IBD Nixon Twin and Multiplex RegistryIBD Nixon Twin and Multiplex Registry

History of the Registry

  • Back in the 1990s a team of researchers at the Royal Free Hospital lead by Prof Pounder put together a database of UK twins with Inflammatory Bowel Disease. They recruited by surveying members of The National Association for Colitis and Crohn's Disease. 264 pairs of twins responded. A paper published demonstrated that rates of concordance (both twins being affected) were higher in identical (monozygotic) twins than non identical (dizygotic).

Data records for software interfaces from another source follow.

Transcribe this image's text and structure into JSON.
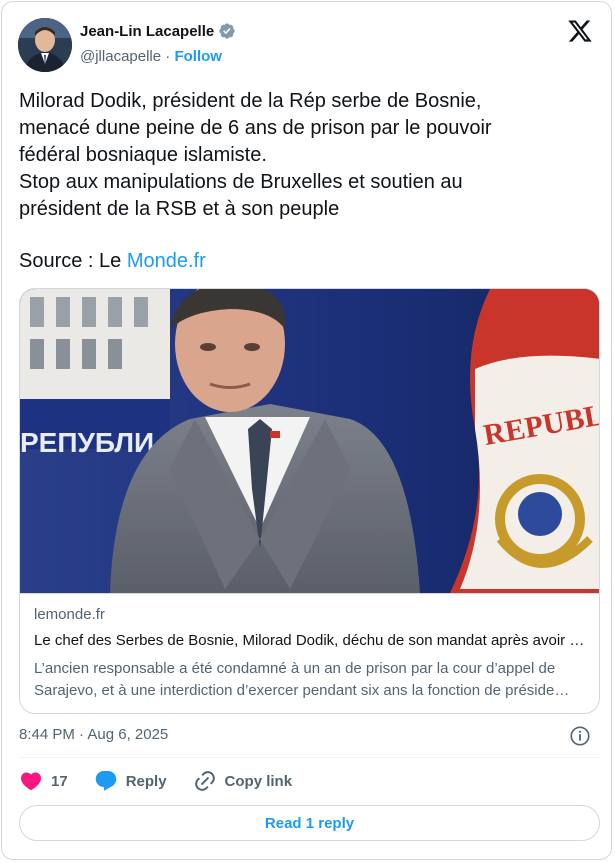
{
  "author": {
    "display_name": "Jean-Lin Lacapelle",
    "handle": "@jllacapelle",
    "separator": "·",
    "follow_label": "Follow"
  },
  "tweet": {
    "text": "Milorad Dodik, président de la Rép serbe de Bosnie,\nmenacé dune peine de 6 ans de prison par le pouvoir\nfédéral bosniaque islamiste.\nStop aux manipulations de Bruxelles et soutien au\nprésident de la RSB et à son peuple",
    "source_prefix": "Source : Le ",
    "source_link": "Monde.fr"
  },
  "link_card": {
    "photo_text": "РЕПУБЛИ",
    "flag_text": "REPUBLI",
    "domain": "lemonde.fr",
    "headline": "Le chef des Serbes de Bosnie, Milorad Dodik, déchu de son mandat après avoir été condamné",
    "description": "L’ancien responsable a été condamné à un an de prison par la cour d’appel de Sarajevo, et à une interdiction d’exercer pendant six ans la fonction de président de la République serbe."
  },
  "meta": {
    "timestamp": "8:44 PM · Aug 6, 2025"
  },
  "actions": {
    "like_count": "17",
    "reply_label": "Reply",
    "copy_link_label": "Copy link",
    "read_replies_label": "Read 1 reply"
  },
  "colors": {
    "accent": "#1d9bf0",
    "like": "#f91880",
    "text": "#0f1419",
    "muted": "#536471"
  }
}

    The database itself lay dormant for several years. However it was rediscovered in 2010, at which point Dr Marcus Harbord took over its upkeep. The data from the original twin pairs was re-analysed, and trends suggesting links between genetics and patterns of disease were suggested. The study also suggested a link between childhood disease and development of IBD.

    It was at this point the value of having an up to date twin registry was realised. As such we are re-establishing the database. We are attempting to contact twins within the original study, as well as recruiting for new twin pairs and multiplex families.

    A similar registry is housed in Hong Kong, The IBD Nixon Twin and Multiplex Hong Kong Registry. (www.hkibdr.com). The incidence of Inflammatory Bowel Disease is much lower than in Western Europe, although it is increasing over recent years. The close partnership between the registries will facilitate international research collaboration, and allow comparative studies between UK and Asian populations.

    Both the UK and Hong Kong branches of the IBD Nixon Twin and Multiplex Registry are funded by the Jesse and Thomas Tam Foundation. We have also received a grant from UK Crohn's and Colitis.

    References

    (Thompson N, Driscoll R, Pounder R, Wakefield A. Genetics versus environment in inflammatory bowel disease: results of a British twin study. BMJ 1996)

    (Ng S, Woodrow S, Patel N, Subhani J, Harbord M. Role of genetic and environmental factors in British twins with inflammatory bowel disease. Inflammatory Bowel Diseases, Volume 18, Issue 4, pages 725-736, April 2012)